Reinstituting Glass-Steagall: the only way to fix financial markets
Obama was absolutely right when he said, on September 16th (2008), that modern markets have completely failed not just for the last 8 years but for most of the last 28—whenever Republicans were in charge, and a fair bit when Democrats were in charge. Ordinary people haven’t had a raise in nearly 30 years. Which leads to the question: why is Obama now letting Geithner, Summers and Bernanke spend trillions to reboot a fundamentally flawed market, one based on securitization and leverage?
I simply, completely and utterly fail to see what is so wonderful about the process of securitization or why the government should reboot a market which still includes it as a fundamental feature. What securitization does is take the risk and spread it from the people who might be able to understand it and control it (the people actually issuing the mortgages, for example) to a ton of people who could not possibly know the risk even if they wanted to. Yes, it allows you to create more financial products. Yes, it reduces the cost of capital somewhat. But are we really better off because of securitization?—Of course we aren’t. Without securitization this current market meltdown would have been a heck of a lot milder.
Ratings agency reform is not the solution: ratings agencies completely fell down on the job, and even if incentives were changed they are still not in a position to know whether a mortgage from Mr. Smith is legitimate. Are they going to visit the property? Talk to Mr. Smith? Call his employer? Of course not, they can’t. The only people who can are the people who issued the original mortgage.

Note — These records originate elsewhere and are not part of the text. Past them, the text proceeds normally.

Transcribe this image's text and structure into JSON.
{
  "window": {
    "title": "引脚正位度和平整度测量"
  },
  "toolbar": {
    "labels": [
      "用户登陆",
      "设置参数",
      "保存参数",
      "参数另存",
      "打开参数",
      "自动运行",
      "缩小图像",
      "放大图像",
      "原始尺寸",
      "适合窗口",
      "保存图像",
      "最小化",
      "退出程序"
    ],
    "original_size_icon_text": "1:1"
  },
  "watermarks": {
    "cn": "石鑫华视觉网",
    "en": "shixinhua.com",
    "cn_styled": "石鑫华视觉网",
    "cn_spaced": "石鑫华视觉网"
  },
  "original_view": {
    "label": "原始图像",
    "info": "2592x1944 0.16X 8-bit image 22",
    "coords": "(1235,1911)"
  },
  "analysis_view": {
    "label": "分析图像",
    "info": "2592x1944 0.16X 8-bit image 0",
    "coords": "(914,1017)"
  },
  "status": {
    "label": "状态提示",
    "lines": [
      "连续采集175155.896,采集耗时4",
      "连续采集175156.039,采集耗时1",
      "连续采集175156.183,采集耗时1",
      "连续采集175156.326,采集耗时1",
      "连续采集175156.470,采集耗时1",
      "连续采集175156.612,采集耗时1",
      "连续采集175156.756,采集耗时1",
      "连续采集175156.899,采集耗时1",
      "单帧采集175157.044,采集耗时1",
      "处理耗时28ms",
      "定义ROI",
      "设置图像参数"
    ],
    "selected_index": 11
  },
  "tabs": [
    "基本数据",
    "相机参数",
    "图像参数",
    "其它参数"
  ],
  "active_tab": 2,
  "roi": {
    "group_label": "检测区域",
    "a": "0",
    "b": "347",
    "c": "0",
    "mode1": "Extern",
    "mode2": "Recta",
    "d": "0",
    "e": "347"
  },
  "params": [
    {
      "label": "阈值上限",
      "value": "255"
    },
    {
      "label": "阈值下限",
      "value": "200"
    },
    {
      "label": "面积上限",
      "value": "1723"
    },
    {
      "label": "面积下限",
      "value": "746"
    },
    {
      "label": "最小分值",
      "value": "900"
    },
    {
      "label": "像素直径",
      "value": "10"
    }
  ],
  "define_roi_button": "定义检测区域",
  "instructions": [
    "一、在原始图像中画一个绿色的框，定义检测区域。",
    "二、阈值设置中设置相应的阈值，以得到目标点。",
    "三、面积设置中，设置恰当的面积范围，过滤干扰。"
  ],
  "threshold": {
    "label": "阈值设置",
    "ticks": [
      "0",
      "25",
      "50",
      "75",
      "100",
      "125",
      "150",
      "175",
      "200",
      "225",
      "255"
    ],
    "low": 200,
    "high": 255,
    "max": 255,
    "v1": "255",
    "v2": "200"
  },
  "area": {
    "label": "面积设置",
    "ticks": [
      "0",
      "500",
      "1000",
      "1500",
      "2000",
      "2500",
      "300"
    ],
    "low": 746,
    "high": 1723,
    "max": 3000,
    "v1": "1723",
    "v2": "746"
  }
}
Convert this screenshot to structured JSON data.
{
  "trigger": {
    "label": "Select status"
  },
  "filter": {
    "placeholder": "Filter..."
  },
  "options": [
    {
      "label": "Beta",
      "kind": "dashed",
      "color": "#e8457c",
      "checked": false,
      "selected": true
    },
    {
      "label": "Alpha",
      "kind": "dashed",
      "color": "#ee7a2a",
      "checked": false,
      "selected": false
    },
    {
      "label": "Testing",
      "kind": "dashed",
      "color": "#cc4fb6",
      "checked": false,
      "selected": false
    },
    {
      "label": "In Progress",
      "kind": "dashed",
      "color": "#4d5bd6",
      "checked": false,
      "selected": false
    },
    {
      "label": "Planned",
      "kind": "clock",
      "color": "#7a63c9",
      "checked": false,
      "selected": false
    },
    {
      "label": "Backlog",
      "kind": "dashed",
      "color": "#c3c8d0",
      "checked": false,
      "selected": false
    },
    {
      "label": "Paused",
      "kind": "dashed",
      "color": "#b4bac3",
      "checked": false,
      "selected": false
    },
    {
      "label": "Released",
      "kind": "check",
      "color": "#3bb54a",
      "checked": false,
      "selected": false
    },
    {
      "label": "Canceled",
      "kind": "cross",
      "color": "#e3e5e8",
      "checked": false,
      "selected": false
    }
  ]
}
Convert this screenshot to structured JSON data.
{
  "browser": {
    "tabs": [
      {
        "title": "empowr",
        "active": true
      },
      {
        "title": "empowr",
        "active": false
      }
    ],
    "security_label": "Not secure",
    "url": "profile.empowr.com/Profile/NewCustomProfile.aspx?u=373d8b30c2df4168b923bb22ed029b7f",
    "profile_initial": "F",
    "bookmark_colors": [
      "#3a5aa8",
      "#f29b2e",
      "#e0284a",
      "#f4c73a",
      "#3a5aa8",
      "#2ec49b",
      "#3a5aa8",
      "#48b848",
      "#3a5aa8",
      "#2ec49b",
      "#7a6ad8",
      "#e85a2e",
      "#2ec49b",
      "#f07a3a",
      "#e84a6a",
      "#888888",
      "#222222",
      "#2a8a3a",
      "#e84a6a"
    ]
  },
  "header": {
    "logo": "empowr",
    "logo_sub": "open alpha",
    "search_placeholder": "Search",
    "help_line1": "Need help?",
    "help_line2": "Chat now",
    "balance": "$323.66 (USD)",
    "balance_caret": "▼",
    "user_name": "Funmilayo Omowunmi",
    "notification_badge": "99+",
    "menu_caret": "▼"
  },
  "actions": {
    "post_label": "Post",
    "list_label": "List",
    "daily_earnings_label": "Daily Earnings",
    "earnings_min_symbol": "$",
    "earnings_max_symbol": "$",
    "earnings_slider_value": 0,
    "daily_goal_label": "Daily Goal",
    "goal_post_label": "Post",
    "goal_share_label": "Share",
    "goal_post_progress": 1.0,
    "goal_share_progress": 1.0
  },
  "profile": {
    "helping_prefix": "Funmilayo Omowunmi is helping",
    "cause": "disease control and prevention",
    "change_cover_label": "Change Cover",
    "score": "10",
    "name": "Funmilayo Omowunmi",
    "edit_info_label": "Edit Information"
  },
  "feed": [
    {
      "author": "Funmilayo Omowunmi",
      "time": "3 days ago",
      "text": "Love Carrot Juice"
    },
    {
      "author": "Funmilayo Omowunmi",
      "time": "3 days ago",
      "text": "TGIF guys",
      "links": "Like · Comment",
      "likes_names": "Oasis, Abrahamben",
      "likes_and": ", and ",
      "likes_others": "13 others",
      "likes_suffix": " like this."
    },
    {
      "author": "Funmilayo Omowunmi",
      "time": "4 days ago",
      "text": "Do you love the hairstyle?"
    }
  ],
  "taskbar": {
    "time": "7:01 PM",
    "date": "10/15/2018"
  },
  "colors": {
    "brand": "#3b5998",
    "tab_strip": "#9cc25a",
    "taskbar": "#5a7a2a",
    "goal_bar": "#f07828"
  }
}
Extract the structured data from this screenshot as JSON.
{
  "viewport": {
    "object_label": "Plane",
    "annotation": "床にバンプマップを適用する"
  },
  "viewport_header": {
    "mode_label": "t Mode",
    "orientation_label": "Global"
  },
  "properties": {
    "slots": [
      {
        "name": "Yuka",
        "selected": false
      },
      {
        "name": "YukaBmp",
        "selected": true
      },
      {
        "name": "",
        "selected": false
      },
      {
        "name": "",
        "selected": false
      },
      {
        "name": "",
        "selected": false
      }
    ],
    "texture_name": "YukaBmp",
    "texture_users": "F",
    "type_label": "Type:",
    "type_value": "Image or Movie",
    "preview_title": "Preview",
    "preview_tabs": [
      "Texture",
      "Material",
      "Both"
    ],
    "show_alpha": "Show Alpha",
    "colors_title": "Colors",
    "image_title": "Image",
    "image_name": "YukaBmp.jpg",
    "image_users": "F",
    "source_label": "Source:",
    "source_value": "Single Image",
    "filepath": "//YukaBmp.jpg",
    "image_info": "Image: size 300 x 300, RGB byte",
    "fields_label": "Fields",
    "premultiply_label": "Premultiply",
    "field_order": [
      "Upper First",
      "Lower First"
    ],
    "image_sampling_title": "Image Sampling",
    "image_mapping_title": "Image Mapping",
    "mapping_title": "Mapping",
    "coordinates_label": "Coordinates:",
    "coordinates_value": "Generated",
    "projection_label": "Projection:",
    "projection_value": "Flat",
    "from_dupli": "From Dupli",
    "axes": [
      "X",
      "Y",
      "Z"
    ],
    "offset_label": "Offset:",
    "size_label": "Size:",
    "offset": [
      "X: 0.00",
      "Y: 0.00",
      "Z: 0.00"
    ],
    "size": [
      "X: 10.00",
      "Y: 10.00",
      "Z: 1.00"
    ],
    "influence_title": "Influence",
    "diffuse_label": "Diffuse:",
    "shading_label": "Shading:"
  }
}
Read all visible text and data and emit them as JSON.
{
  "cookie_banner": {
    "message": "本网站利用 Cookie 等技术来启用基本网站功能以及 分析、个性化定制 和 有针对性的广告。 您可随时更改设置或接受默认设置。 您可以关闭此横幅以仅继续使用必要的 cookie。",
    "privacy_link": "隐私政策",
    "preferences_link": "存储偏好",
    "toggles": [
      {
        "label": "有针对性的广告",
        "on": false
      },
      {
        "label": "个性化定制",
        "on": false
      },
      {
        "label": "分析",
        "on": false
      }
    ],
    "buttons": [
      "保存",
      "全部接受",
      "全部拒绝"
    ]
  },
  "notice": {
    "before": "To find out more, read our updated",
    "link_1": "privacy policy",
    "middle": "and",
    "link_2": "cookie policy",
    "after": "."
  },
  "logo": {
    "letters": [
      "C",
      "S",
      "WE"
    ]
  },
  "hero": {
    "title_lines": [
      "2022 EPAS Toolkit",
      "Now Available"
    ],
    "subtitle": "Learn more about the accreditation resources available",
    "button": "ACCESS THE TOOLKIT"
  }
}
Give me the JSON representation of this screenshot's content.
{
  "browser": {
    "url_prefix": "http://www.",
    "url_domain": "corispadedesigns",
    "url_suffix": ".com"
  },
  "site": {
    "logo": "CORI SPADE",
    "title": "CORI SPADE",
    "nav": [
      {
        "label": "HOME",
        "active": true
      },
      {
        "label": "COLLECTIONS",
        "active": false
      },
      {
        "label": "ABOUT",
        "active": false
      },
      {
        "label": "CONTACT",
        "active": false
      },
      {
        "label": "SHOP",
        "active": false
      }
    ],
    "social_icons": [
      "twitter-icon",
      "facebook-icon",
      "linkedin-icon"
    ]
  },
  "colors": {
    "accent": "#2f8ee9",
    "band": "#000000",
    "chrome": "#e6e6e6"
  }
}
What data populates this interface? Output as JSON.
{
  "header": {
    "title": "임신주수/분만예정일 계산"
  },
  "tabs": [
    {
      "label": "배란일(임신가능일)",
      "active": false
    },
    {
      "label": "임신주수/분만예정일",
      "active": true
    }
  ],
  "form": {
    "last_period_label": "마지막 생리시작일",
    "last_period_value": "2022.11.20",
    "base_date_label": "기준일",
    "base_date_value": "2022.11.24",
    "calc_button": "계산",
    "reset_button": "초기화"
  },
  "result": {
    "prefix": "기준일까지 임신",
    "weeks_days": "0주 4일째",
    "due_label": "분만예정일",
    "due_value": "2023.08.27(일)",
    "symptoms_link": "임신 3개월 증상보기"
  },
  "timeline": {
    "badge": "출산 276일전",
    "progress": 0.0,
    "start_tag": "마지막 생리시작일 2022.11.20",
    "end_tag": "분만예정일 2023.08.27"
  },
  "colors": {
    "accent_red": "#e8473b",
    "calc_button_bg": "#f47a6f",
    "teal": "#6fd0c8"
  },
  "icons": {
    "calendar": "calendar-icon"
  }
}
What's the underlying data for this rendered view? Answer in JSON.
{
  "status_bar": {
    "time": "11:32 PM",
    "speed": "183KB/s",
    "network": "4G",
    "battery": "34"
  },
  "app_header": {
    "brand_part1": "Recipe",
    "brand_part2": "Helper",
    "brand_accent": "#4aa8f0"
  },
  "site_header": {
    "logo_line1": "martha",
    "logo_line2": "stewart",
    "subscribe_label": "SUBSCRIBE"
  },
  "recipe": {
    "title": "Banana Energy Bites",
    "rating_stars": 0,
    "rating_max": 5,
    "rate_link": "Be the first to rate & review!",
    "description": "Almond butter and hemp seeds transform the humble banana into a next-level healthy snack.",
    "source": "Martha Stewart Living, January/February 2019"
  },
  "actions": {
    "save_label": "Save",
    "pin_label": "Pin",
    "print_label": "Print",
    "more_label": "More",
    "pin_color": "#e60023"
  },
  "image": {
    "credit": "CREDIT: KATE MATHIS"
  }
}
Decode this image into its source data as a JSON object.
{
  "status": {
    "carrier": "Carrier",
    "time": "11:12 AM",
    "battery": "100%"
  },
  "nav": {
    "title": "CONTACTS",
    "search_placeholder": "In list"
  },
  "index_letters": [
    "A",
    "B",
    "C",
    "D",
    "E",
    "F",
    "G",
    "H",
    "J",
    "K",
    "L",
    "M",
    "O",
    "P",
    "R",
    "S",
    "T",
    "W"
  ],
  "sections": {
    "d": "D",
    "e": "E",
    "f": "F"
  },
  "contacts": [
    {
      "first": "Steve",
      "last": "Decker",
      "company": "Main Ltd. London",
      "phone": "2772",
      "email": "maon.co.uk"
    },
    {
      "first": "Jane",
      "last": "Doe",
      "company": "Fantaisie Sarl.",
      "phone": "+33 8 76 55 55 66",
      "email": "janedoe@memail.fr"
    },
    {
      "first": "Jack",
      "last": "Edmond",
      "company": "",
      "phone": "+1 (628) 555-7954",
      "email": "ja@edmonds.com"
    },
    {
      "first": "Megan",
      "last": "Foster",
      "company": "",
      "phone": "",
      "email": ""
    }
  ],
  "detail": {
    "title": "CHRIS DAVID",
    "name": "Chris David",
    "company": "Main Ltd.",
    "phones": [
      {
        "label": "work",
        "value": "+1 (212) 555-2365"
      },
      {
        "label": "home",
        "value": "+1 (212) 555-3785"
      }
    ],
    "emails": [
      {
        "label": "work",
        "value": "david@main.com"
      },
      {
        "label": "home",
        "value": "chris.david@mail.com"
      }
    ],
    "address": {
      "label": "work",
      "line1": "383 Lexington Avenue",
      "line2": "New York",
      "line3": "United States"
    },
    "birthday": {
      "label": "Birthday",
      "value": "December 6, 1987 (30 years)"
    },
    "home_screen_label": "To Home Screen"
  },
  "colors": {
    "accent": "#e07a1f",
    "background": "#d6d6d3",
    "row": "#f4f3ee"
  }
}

Nor should risk be transferred much if at all. Risk must stay with the people who issue the mortgage. If they know it will be off their books they won’t do proper due diligence, and no one else can do it. At most, risk should be transferred once and must be transferred in whole and understandable form. In contrast, the current system takes multiple different incomes steams (say 20 or more), melds them together, chops them into tranches, and sells them to people who really have no idea what they’re buying—with middlemen at every step booking profits and washing their hands of responsibility. Risk must be assumed only by people who can understand it and manage it and who are exposed to the consequences of their decisions. In other words, risk must be assumed by people with the ability to manage that risk,who know that if they fail then they will pay the price themselves.
It is necessary for the Fed to basically regulate everyone, with the SEC occasionally peeping over it’s shoulder to see whether market manipulation is occurring. This is necessary because there are, as Obama points out, no longer clear cut differences between banks, insurance companies, investment banks, brokerages and so on. The repeal of the Glass-Steagall Act put an end to those differences.
Glass-Steagall, remember, was put in place during the Great Depression to stop another Great Depression from occurring. People who lived through the 1920′s believed that one of the causes of the the Great Depression was not having clear-cut boundaries between the businesses, meaning risk was not divided appropriately and companies became “too large to fail”. The Glass-Steagall Act was passed in 1933 to mandate separating bank types according to their business (commercial and investment banking), thereby preventing the formation of banking conglomerates, and also founded the Federal Deposit Insurance Corporation (FDIC) for insuring bank deposits.
But somehow we think we know better today than the people who lived through the last Great Depression, the people who lived through the 1920′s and the last great market crackup. So we’ve repealed most of Glass-Steagall and allowed everyone to be in everyone else’s pockets, allowed huge financial conglomerates to mushroom into monstrosities, and allowed unregulated “innovative” financial “products” like collateralized debt obligations (CDOs) to grow into such huge bubbles that financial markets were huge multiples of the entire real world economy.
Then it all comes crashing down and people claim to be surprised.
Enough, already. Yes, the world is not exactly the same as it was in the 1920′s and 1930′s, but we didn’t start having these disasters till after Glass-Steagall and other Depression-era securities laws started getting repealed. The first set were repealed in the 1980′s, followed by most of the remainder in 1999 (e.g., Depository Institutions Deregulation and Monetary Control Act, 1980; Garn-St. Germain Depository Institutions Act , 1982; Gramm-Leach-Bliley Act, 1999).
It’s time to reinstate the financial reforms of the 1930′s that worked:
- Force financial conglomerates to cut themselves up and divide back into brokerage houses, investment banks, retail banks, and insurance companies.
- Put finance companies under the clear control of regulators.
- Reinstitute Glass-Steagall, with very mild modernization.
- Get rid of most complex derivatives, excessive leverage, the carry trade, etc.
Obama was right: the philosophy of the past 28 years has been a failure. Let’s treat it a failure then, and re-institute what worked, re-regulate, then slowly modify from there, with complete transparency and strong regulation.
Financial markets exist to serve ordinary Americans and non-financial American businesses. They haven’t been doing that properly. It is time to make sure that they do.
Originally published in slightly different form September 16th at FDL. Still sadly pertinent.